We all know that changing financial behavior is not easy — we can feel stuck in patterns and lifestyles that encourage us to live beyond our meansÂ Â Behavioral experts say it is imperative to have an ‘emotional incentive’ in order to make lasting change.Â Â Â This is where your child comes in.Â Â If you make a commitment to become a positive role model for your child the financial part will begin to fall into place.
The Basics: What is the most important thing I want my child to know about money?Â Â What is the most significant financial situation I want my child to avoid?
I have always stressed to my son that the most important thing to remember about money is that it doesn’t define him.Â We discuss how he will constantly be getting messages from the media, advertisers, even the people in his life, that certain lifestyles and choices make a person “goodâ€ or “bad.â€Â We stress how those definitions should come from his ‘inner voice’ not outside forces.Â Â This will also help him avoid situations where he is literally paying for things — a certain house, a certain car, a certain image Â — that are not in line with his values.Â This will also help him stay outÂ of debt — a situation I want him to avoid.
The Details:Â What is the most important thing I want my child to know when it comes to:Â Earning, debt, saving, giving back?Â What do I have to do to walk the walk in my own life?

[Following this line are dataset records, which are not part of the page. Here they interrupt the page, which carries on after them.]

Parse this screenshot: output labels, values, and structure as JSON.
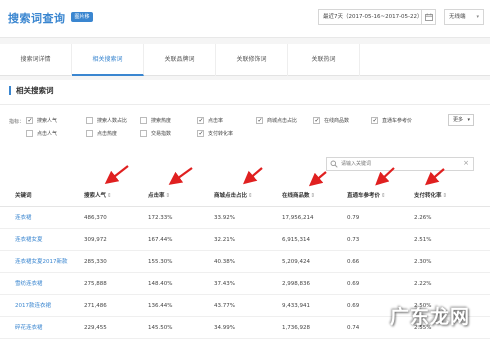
{
  "header": {
    "title": "搜索词查询",
    "badge": "图片移",
    "date_range": "最近7天（2017-05-16~2017-05-22）",
    "device": "无线端"
  },
  "tabs": [
    {
      "label": "搜索词详情"
    },
    {
      "label": "相关搜索词"
    },
    {
      "label": "关联品牌词"
    },
    {
      "label": "关联修饰词"
    },
    {
      "label": "关联热词"
    }
  ],
  "section": {
    "title": "相关搜索词",
    "metrics_label": "指标：",
    "more_label": "更多"
  },
  "metrics": [
    {
      "label": "搜索人气",
      "checked": true
    },
    {
      "label": "搜索人数占比",
      "checked": false
    },
    {
      "label": "搜索热度",
      "checked": false
    },
    {
      "label": "点击率",
      "checked": true
    },
    {
      "label": "商城点击占比",
      "checked": true
    },
    {
      "label": "在线商品数",
      "checked": true
    },
    {
      "label": "直通车参考价",
      "checked": true
    },
    {
      "label": "点击人气",
      "checked": false
    },
    {
      "label": "点击热度",
      "checked": false
    },
    {
      "label": "交易指数",
      "checked": false
    },
    {
      "label": "支付转化率",
      "checked": true
    }
  ],
  "search": {
    "placeholder": "请输入关键词"
  },
  "table": {
    "headers": [
      "关键词",
      "搜索人气",
      "点击率",
      "商城点击占比",
      "在线商品数",
      "直通车参考价",
      "支付转化率"
    ],
    "rows": [
      [
        "连衣裙",
        "486,370",
        "172.33%",
        "33.92%",
        "17,956,214",
        "0.79",
        "2.26%"
      ],
      [
        "连衣裙女夏",
        "309,972",
        "167.44%",
        "32.21%",
        "6,915,314",
        "0.73",
        "2.51%"
      ],
      [
        "连衣裙女夏2017新款",
        "285,330",
        "155.30%",
        "40.38%",
        "5,209,424",
        "0.66",
        "2.30%"
      ],
      [
        "雪纺连衣裙",
        "275,888",
        "148.40%",
        "37.43%",
        "2,998,836",
        "0.69",
        "2.22%"
      ],
      [
        "2017款连衣裙",
        "271,486",
        "136.44%",
        "43.77%",
        "9,433,941",
        "0.69",
        "2.50%"
      ],
      [
        "碎花连衣裙",
        "229,455",
        "145.50%",
        "34.99%",
        "1,736,928",
        "0.74",
        "2.55%"
      ]
    ]
  },
  "watermark": {
    "text": "广东龙网"
  },
  "colors": {
    "accent": "#3a86d0",
    "arrow": "#e02020"
  }
}
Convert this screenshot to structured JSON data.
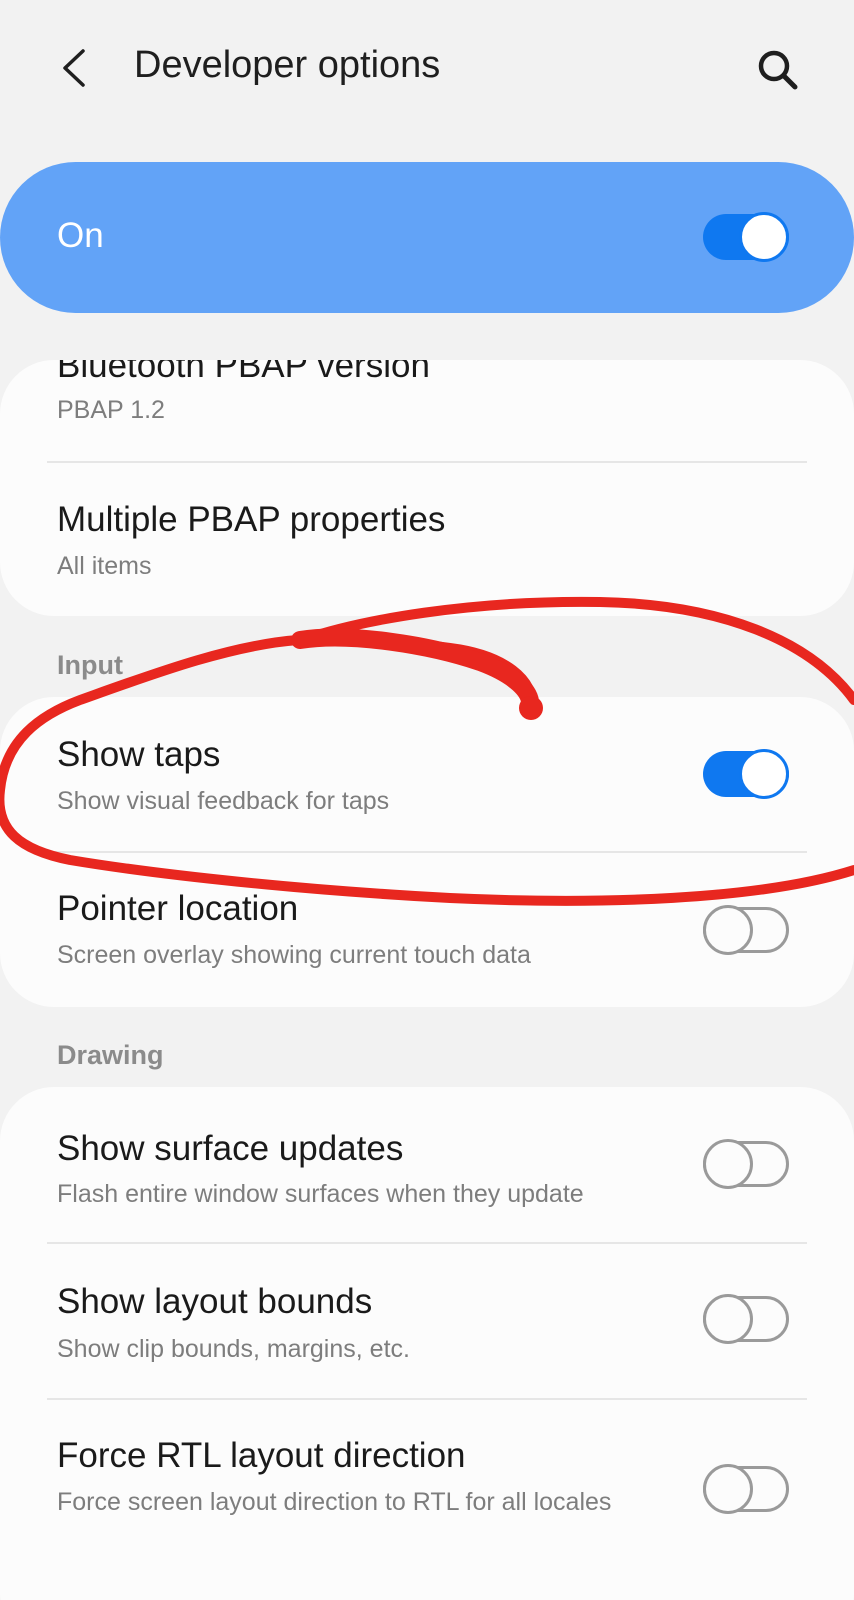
{
  "header": {
    "back_icon": "chevron-left-icon",
    "title": "Developer options",
    "search_icon": "search-icon"
  },
  "master_switch": {
    "label": "On",
    "state": true
  },
  "group_top": {
    "items": [
      {
        "title": "Bluetooth PBAP version",
        "subtitle": "PBAP 1.2"
      },
      {
        "title": "Multiple PBAP properties",
        "subtitle": "All items"
      }
    ]
  },
  "section_input": {
    "label": "Input",
    "items": [
      {
        "title": "Show taps",
        "subtitle": "Show visual feedback for taps",
        "toggle": true
      },
      {
        "title": "Pointer location",
        "subtitle": "Screen overlay showing current touch data",
        "toggle": false
      }
    ]
  },
  "section_drawing": {
    "label": "Drawing",
    "items": [
      {
        "title": "Show surface updates",
        "subtitle": "Flash entire window surfaces when they update",
        "toggle": false
      },
      {
        "title": "Show layout bounds",
        "subtitle": "Show clip bounds, margins, etc.",
        "toggle": false
      },
      {
        "title": "Force RTL layout direction",
        "subtitle": "Force screen layout direction to RTL for all locales",
        "toggle": false
      }
    ]
  },
  "colors": {
    "accent": "#0f78f0",
    "master_background": "#62a3f7",
    "annotation_stroke": "#e8271f"
  }
}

When you make adjustments to your finances, don’t hide it from your child.Â If you are having a financial short fall and have to figure out a side hustle, share the process.Â Let them know how you got into the situation, and how much extra income you need to earn to get out of it.Â The goal is to give our children skills to use during challenging times.Â Knowing your child is going to see what you do will also give you incentive to make better decisions.
Getting on the same page: A united front is key when it comes to role modeling positive behavior.Â If you’re raising a child with a spouse our partner discuss the following questions:
- What are the five most important things we want our child to know about money?
- What changes do we have to make in our own life to walk the walk?
- Who can we trust to help us stay on track?Â Who can be our child’s financial godparent and hold us accountable?
Becoming your child’s financial role model will not come without bumps and you won’t be perfect.Â Setting out on this road, however, will remind you of a truth we often forget:Â We are not only our children’s greatest teachers, they are also ours.